--- ACTIVITY ---
The job is to output each record exactly as it stands, pictures excluded.

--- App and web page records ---
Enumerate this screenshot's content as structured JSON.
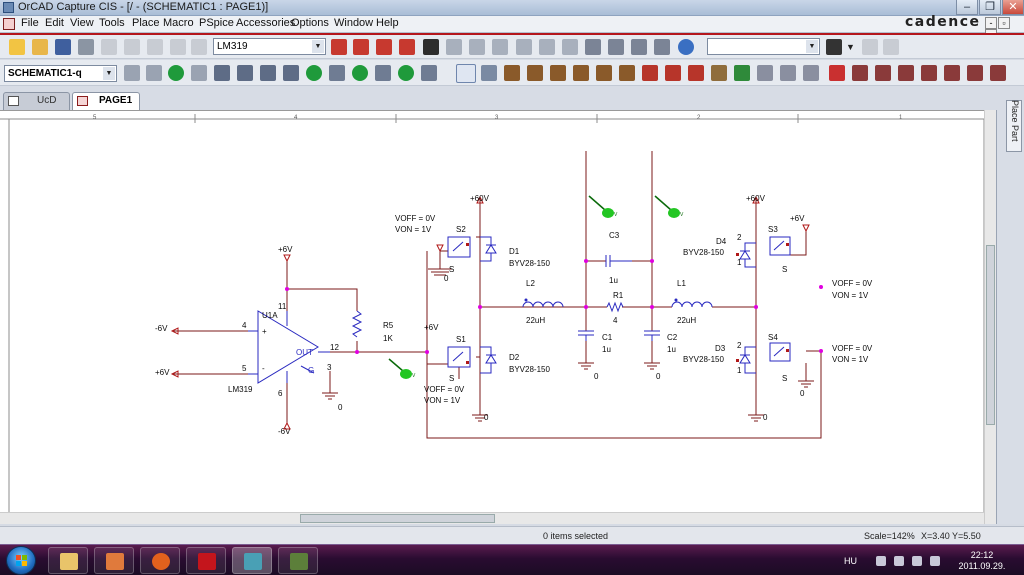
{
  "window": {
    "title": "OrCAD Capture CIS - [/ - (SCHEMATIC1 : PAGE1)]",
    "brand": "cadence",
    "caption_buttons": [
      "‒",
      "❐",
      "✕"
    ]
  },
  "menu": [
    "File",
    "Edit",
    "View",
    "Tools",
    "Place",
    "Macro",
    "PSpice",
    "Accessories",
    "Options",
    "Window",
    "Help"
  ],
  "toolbar": {
    "part_combo": "LM319",
    "search_combo": "",
    "schematic_combo": "SCHEMATIC1-q"
  },
  "tabs": [
    {
      "label": "UcD",
      "active": false
    },
    {
      "label": "PAGE1",
      "active": true
    }
  ],
  "side_panel": {
    "label": "Place Part"
  },
  "status": {
    "selection": "0 items selected",
    "scale": "Scale=142%",
    "x": "X=3.40",
    "y": "Y=5.50"
  },
  "taskbar": {
    "lang": "HU",
    "time": "22:12",
    "date": "2011.09.29."
  },
  "border_marks": {
    "top": [
      "5",
      "4",
      "3",
      "2",
      "1"
    ]
  },
  "schematic": {
    "u1": {
      "ref": "U1A",
      "part": "LM319",
      "pins": [
        "4",
        "5",
        "11",
        "6",
        "12",
        "3"
      ],
      "pin_signs": [
        "+",
        "-"
      ],
      "output_label": "OUT",
      "gnd_label": "G",
      "vminus_left": "-6V",
      "vplus_left": "+6V",
      "vplus_top": "+6V",
      "vminus_bottom": "-6V",
      "gnd_value": "0"
    },
    "r5": {
      "ref": "R5",
      "value": "1K"
    },
    "s2": {
      "ref": "S2",
      "voff": "VOFF = 0V",
      "von": "VON = 1V",
      "s": "S",
      "gnd": "0",
      "supply": "+60V"
    },
    "s1": {
      "ref": "S1",
      "voff": "VOFF = 0V",
      "von": "VON = 1V",
      "s": "S",
      "supply": "+6V"
    },
    "d1": {
      "ref": "D1",
      "part": "BYV28-150"
    },
    "d2": {
      "ref": "D2",
      "part": "BYV28-150"
    },
    "l2": {
      "ref": "L2",
      "value": "22uH"
    },
    "l1": {
      "ref": "L1",
      "value": "22uH"
    },
    "c3": {
      "ref": "C3",
      "value": "1u"
    },
    "r1": {
      "ref": "R1",
      "value": "4"
    },
    "c1": {
      "ref": "C1",
      "value": "1u"
    },
    "c2": {
      "ref": "C2",
      "value": "1u"
    },
    "s3": {
      "ref": "S3",
      "s": "S",
      "supply": "+60V",
      "supply2": "+6V",
      "voff": "VOFF = 0V",
      "von": "VON = 1V"
    },
    "s4": {
      "ref": "S4",
      "s": "S",
      "voff": "VOFF = 0V",
      "von": "VON = 1V"
    },
    "d4": {
      "ref": "D4",
      "part": "BYV28-150",
      "pins": [
        "2",
        "1"
      ]
    },
    "d3": {
      "ref": "D3",
      "part": "BYV28-150",
      "pins": [
        "2",
        "1"
      ]
    },
    "grounds": [
      "0",
      "0",
      "0",
      "0",
      "0",
      "0"
    ]
  },
  "colors": {
    "wire": "#7b1a1a",
    "part": "#2a2ac0",
    "text": "#0b0b0b",
    "junction": "#e000e0",
    "probe": "#23c623",
    "accent": "#b4161c"
  }
}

--- RESULT ---
Enumerate this screenshot's content as structured JSON.
{
  "window": {
    "title": "OrCAD Capture CIS - [/ - (SCHEMATIC1 : PAGE1)]",
    "brand": "cadence",
    "caption_buttons": [
      "‒",
      "❐",
      "✕"
    ]
  },
  "menu": [
    "File",
    "Edit",
    "View",
    "Tools",
    "Place",
    "Macro",
    "PSpice",
    "Accessories",
    "Options",
    "Window",
    "Help"
  ],
  "toolbar": {
    "part_combo": "LM319",
    "search_combo": "",
    "schematic_combo": "SCHEMATIC1-q"
  },
  "tabs": [
    {
      "label": "UcD",
      "active": false
    },
    {
      "label": "PAGE1",
      "active": true
    }
  ],
  "side_panel": {
    "label": "Place Part"
  },
  "status": {
    "selection": "0 items selected",
    "scale": "Scale=142%",
    "x": "X=3.40",
    "y": "Y=5.50"
  },
  "taskbar": {
    "lang": "HU",
    "time": "22:12",
    "date": "2011.09.29."
  },
  "border_marks": {
    "top": [
      "5",
      "4",
      "3",
      "2",
      "1"
    ]
  },
  "schematic": {
    "u1": {
      "ref": "U1A",
      "part": "LM319",
      "pins": [
        "4",
        "5",
        "11",
        "6",
        "12",
        "3"
      ],
      "pin_signs": [
        "+",
        "-"
      ],
      "output_label": "OUT",
      "gnd_label": "G",
      "vminus_left": "-6V",
      "vplus_left": "+6V",
      "vplus_top": "+6V",
      "vminus_bottom": "-6V",
      "gnd_value": "0"
    },
    "r5": {
      "ref": "R5",
      "value": "1K"
    },
    "s2": {
      "ref": "S2",
      "voff": "VOFF = 0V",
      "von": "VON = 1V",
      "s": "S",
      "gnd": "0",
      "supply": "+60V"
    },
    "s1": {
      "ref": "S1",
      "voff": "VOFF = 0V",
      "von": "VON = 1V",
      "s": "S",
      "supply": "+6V"
    },
    "d1": {
      "ref": "D1",
      "part": "BYV28-150"
    },
    "d2": {
      "ref": "D2",
      "part": "BYV28-150"
    },
    "l2": {
      "ref": "L2",
      "value": "22uH"
    },
    "l1": {
      "ref": "L1",
      "value": "22uH"
    },
    "c3": {
      "ref": "C3",
      "value": "1u"
    },
    "r1": {
      "ref": "R1",
      "value": "4"
    },
    "c1": {
      "ref": "C1",
      "value": "1u"
    },
    "c2": {
      "ref": "C2",
      "value": "1u"
    },
    "s3": {
      "ref": "S3",
      "s": "S",
      "supply": "+60V",
      "supply2": "+6V",
      "voff": "VOFF = 0V",
      "von": "VON = 1V"
    },
    "s4": {
      "ref": "S4",
      "s": "S",
      "voff": "VOFF = 0V",
      "von": "VON = 1V"
    },
    "d4": {
      "ref": "D4",
      "part": "BYV28-150",
      "pins": [
        "2",
        "1"
      ]
    },
    "d3": {
      "ref": "D3",
      "part": "BYV28-150",
      "pins": [
        "2",
        "1"
      ]
    },
    "grounds": [
      "0",
      "0",
      "0",
      "0",
      "0",
      "0"
    ]
  },
  "colors": {
    "wire": "#7b1a1a",
    "part": "#2a2ac0",
    "text": "#0b0b0b",
    "junction": "#e000e0",
    "probe": "#23c623",
    "accent": "#b4161c"
  }
}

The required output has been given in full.